Indiana law limits the cost of obtaining police body camera and dash camera recordings to the cost of recording it, capping at $150, which was the original minimum cost. The Bloomington City Council recently had its second hearing to consider lowering costs.
These are public record, and citizens have a right to acquire this footage without an excessive burden. This is a move that should not only be exercised by Bloomington, but by all communities not adhering to the same standard.
The most glaring concern when considering the issue is that of affordability. According to Time, police departments in some cities can generate up to 10,000 hours of footage a week. To store this film, departments have begun to rely on private, large-capacity storage companies to hold on to footage for as long as possible.
Although not specifically outlined in Bloomington’s 2019 Annual Budget, the typical yearly cost of a body camera for a single officer, data storage included, typically comes to around $1,000.
If all Bloomington police officers must wear body cameras, the cost to equip the entire city’s 103 sworn officers and detectives when engaging with the public comes to just over $100,000. This is of course if all officers were required to wear cameras at all times, which they don't.
Dash camera footage costs vary broadly. Still they are not too expensive to consider possibly lowering the cost to acquire them, as evidenced by the recent hearings.
Bloomington has approved over $91 million in funds toward its governmental programs for the fiscal year, many would be quick to agree that lowering the cost for civilians to acquire footage are welcomed losses in assuring the public feels the police department is being extra accountable.
Not only should the cost to the city be considered, but the cost to citizens must be as well. In 2017, the median household income in Bloomington was $49,043. Acquiring body camera footage for less than $150 could alleviate some costs of lengthy legal proceedings, or overturn convictions entirely.
Body camera and dash camera footage has frequently held officers accountable for their actions when interacting with the public. While body camera footage should not be seen as a vehicle to viciously search for mistakes, it can serve to clear up inconsistencies in certain situations.
There’s no reason to not make the footage available to citizens for the cost of collecting it. It supports the public’s interest in transparency by the Bloomington Police Department.
With all the trust placed in officers, it is imperative that citizens of Bloomington, and all other communities, have a greater level of access to the way officers perform their jobs.

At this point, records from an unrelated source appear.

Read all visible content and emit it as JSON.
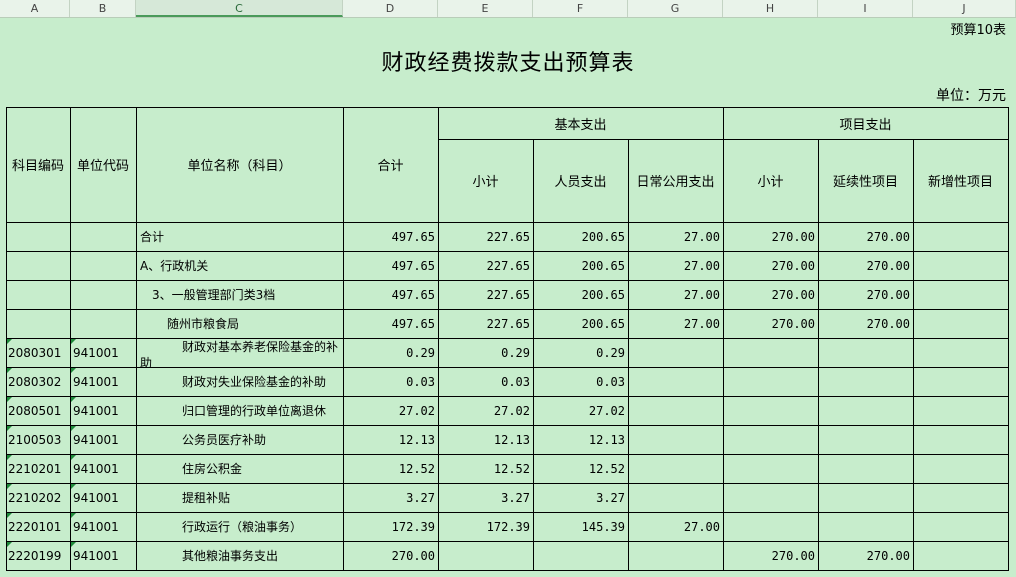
{
  "columns": [
    "A",
    "B",
    "C",
    "D",
    "E",
    "F",
    "G",
    "H",
    "I",
    "J"
  ],
  "selected_column": "C",
  "sheet": {
    "corner_label": "预算10表",
    "title": "财政经费拨款支出预算表",
    "unit": "单位：万元"
  },
  "header": {
    "subject_code": "科目编码",
    "unit_code": "单位代码",
    "unit_name": "单位名称（科目）",
    "total": "合计",
    "basic_group": "基本支出",
    "basic_subtotal": "小计",
    "personnel": "人员支出",
    "daily": "日常公用支出",
    "project_group": "项目支出",
    "project_subtotal": "小计",
    "continuing": "延续性项目",
    "new_project": "新增性项目"
  },
  "rows": [
    {
      "code": "",
      "unit": "",
      "name": "合计",
      "indent": 0,
      "total": "497.65",
      "basic": "227.65",
      "personnel": "200.65",
      "daily": "27.00",
      "project": "270.00",
      "continuing": "270.00",
      "new": ""
    },
    {
      "code": "",
      "unit": "",
      "name": "A、行政机关",
      "indent": 0,
      "total": "497.65",
      "basic": "227.65",
      "personnel": "200.65",
      "daily": "27.00",
      "project": "270.00",
      "continuing": "270.00",
      "new": ""
    },
    {
      "code": "",
      "unit": "",
      "name": "3、一般管理部门类3档",
      "indent": 1,
      "total": "497.65",
      "basic": "227.65",
      "personnel": "200.65",
      "daily": "27.00",
      "project": "270.00",
      "continuing": "270.00",
      "new": ""
    },
    {
      "code": "",
      "unit": "",
      "name": "随州市粮食局",
      "indent": 2,
      "total": "497.65",
      "basic": "227.65",
      "personnel": "200.65",
      "daily": "27.00",
      "project": "270.00",
      "continuing": "270.00",
      "new": ""
    },
    {
      "code": "2080301",
      "unit": "941001",
      "name": "财政对基本养老保险基金的补助",
      "indent": 3,
      "wrap": true,
      "total": "0.29",
      "basic": "0.29",
      "personnel": "0.29",
      "daily": "",
      "project": "",
      "continuing": "",
      "new": ""
    },
    {
      "code": "2080302",
      "unit": "941001",
      "name": "财政对失业保险基金的补助",
      "indent": 3,
      "total": "0.03",
      "basic": "0.03",
      "personnel": "0.03",
      "daily": "",
      "project": "",
      "continuing": "",
      "new": ""
    },
    {
      "code": "2080501",
      "unit": "941001",
      "name": "归口管理的行政单位离退休",
      "indent": 3,
      "total": "27.02",
      "basic": "27.02",
      "personnel": "27.02",
      "daily": "",
      "project": "",
      "continuing": "",
      "new": ""
    },
    {
      "code": "2100503",
      "unit": "941001",
      "name": "公务员医疗补助",
      "indent": 3,
      "total": "12.13",
      "basic": "12.13",
      "personnel": "12.13",
      "daily": "",
      "project": "",
      "continuing": "",
      "new": ""
    },
    {
      "code": "2210201",
      "unit": "941001",
      "name": "住房公积金",
      "indent": 3,
      "total": "12.52",
      "basic": "12.52",
      "personnel": "12.52",
      "daily": "",
      "project": "",
      "continuing": "",
      "new": ""
    },
    {
      "code": "2210202",
      "unit": "941001",
      "name": "提租补贴",
      "indent": 3,
      "total": "3.27",
      "basic": "3.27",
      "personnel": "3.27",
      "daily": "",
      "project": "",
      "continuing": "",
      "new": ""
    },
    {
      "code": "2220101",
      "unit": "941001",
      "name": "行政运行（粮油事务）",
      "indent": 3,
      "total": "172.39",
      "basic": "172.39",
      "personnel": "145.39",
      "daily": "27.00",
      "project": "",
      "continuing": "",
      "new": ""
    },
    {
      "code": "2220199",
      "unit": "941001",
      "name": "其他粮油事务支出",
      "indent": 3,
      "total": "270.00",
      "basic": "",
      "personnel": "",
      "daily": "",
      "project": "270.00",
      "continuing": "270.00",
      "new": ""
    }
  ]
}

This is a move that should not only be fully endorsed by the City of Bloomington, but by all other cities in Indiana not following the same practice.

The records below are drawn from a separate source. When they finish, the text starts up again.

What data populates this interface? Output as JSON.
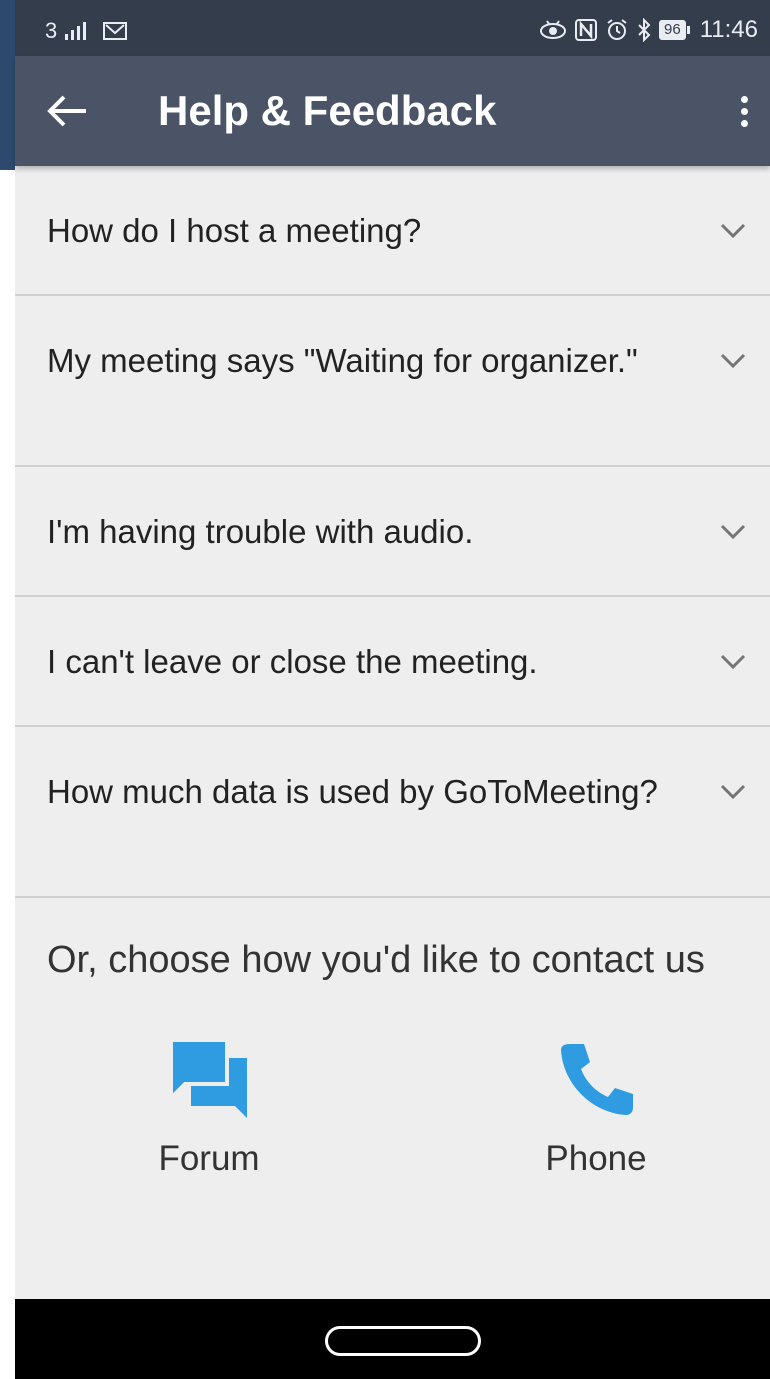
{
  "status_bar": {
    "network": "3",
    "battery": "96",
    "time": "11:46"
  },
  "toolbar": {
    "title": "Help & Feedback"
  },
  "faq": [
    {
      "question": "How do I host a meeting?"
    },
    {
      "question": "My meeting says \"Waiting for organizer.\""
    },
    {
      "question": "I'm having trouble with audio."
    },
    {
      "question": "I can't leave or close the meeting."
    },
    {
      "question": "How much data is used by GoToMeeting?"
    }
  ],
  "contact": {
    "title": "Or, choose how you'd like to contact us",
    "forum_label": "Forum",
    "phone_label": "Phone"
  },
  "colors": {
    "accent": "#2f9be0",
    "toolbar": "#4b5466",
    "status_bar": "#343d4c"
  }
}
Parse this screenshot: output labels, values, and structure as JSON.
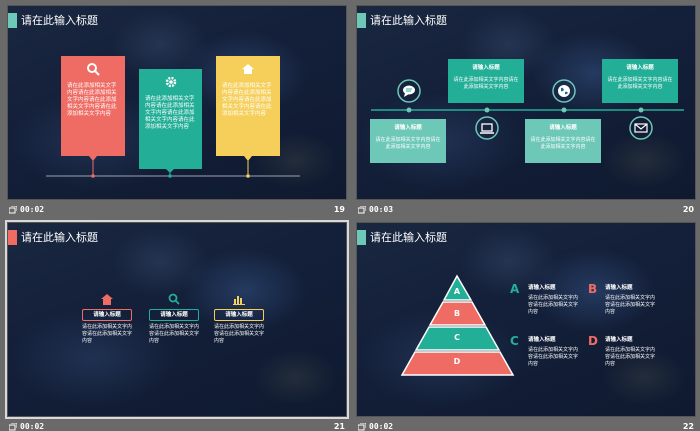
{
  "slides": [
    {
      "number": "19",
      "time": "00:02",
      "title": "请在此输入标题",
      "accent": "#6dc8b8",
      "cards": [
        {
          "text": "请在此添加相关文字内容请在此添加相关文字内容请在此添加相关文字内容请在此添加相关文字内容",
          "icon": "search-icon",
          "color": "#ef6c65"
        },
        {
          "text": "请在此添加相关文字内容请在此添加相关文字内容请在此添加相关文字内容请在此添加相关文字内容",
          "icon": "gear-icon",
          "color": "#23ae97"
        },
        {
          "text": "请在此添加相关文字内容请在此添加相关文字内容请在此添加相关文字内容请在此添加相关文字内容",
          "icon": "home-icon",
          "color": "#f5cf5a"
        }
      ]
    },
    {
      "number": "20",
      "time": "00:03",
      "title": "请在此输入标题",
      "accent": "#6dc8b8",
      "items": [
        {
          "title": "请输入标题",
          "text": "请在此添加相关文字内容请在此添加相关文字内容",
          "icon": "chat-icon"
        },
        {
          "title": "请输入标题",
          "text": "请在此添加相关文字内容请在此添加相关文字内容",
          "icon": "laptop-icon"
        },
        {
          "title": "请输入标题",
          "text": "请在此添加相关文字内容请在此添加相关文字内容",
          "icon": "globe-icon"
        },
        {
          "title": "请输入标题",
          "text": "请在此添加相关文字内容请在此添加相关文字内容",
          "icon": "mail-icon"
        }
      ]
    },
    {
      "number": "21",
      "time": "00:02",
      "title": "请在此输入标题",
      "accent": "#ef6c65",
      "items": [
        {
          "title": "请输入标题",
          "text": "请在此添加相关文字内容请在此添加相关文字内容",
          "icon": "home-icon",
          "color": "#ef6c65"
        },
        {
          "title": "请输入标题",
          "text": "请在此添加相关文字内容请在此添加相关文字内容",
          "icon": "search-icon",
          "color": "#23ae97"
        },
        {
          "title": "请输入标题",
          "text": "请在此添加相关文字内容请在此添加相关文字内容",
          "icon": "bar-chart-icon",
          "color": "#f5cf5a"
        }
      ]
    },
    {
      "number": "22",
      "time": "00:02",
      "title": "请在此输入标题",
      "accent": "#6dc8b8",
      "pyramid": [
        "A",
        "B",
        "C",
        "D"
      ],
      "items": [
        {
          "letter": "A",
          "title": "请输入标题",
          "text": "请在此添加相关文字内容请在此添加相关文字内容",
          "color": "#23ae97"
        },
        {
          "letter": "B",
          "title": "请输入标题",
          "text": "请在此添加相关文字内容请在此添加相关文字内容",
          "color": "#ef6c65"
        },
        {
          "letter": "C",
          "title": "请输入标题",
          "text": "请在此添加相关文字内容请在此添加相关文字内容",
          "color": "#23ae97"
        },
        {
          "letter": "D",
          "title": "请输入标题",
          "text": "请在此添加相关文字内容请在此添加相关文字内容",
          "color": "#ef6c65"
        }
      ]
    }
  ]
}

Like what you're reading? Support independent, award-winning college journalism on this site. Donate here.
More in Opinion
This year, Miss America, Miss USA and Miss Teen USA are black women.
Social media sites decrease users’ self-esteem.
Lawmakers that force women to carry pregnancies do not provide resources to help them do so.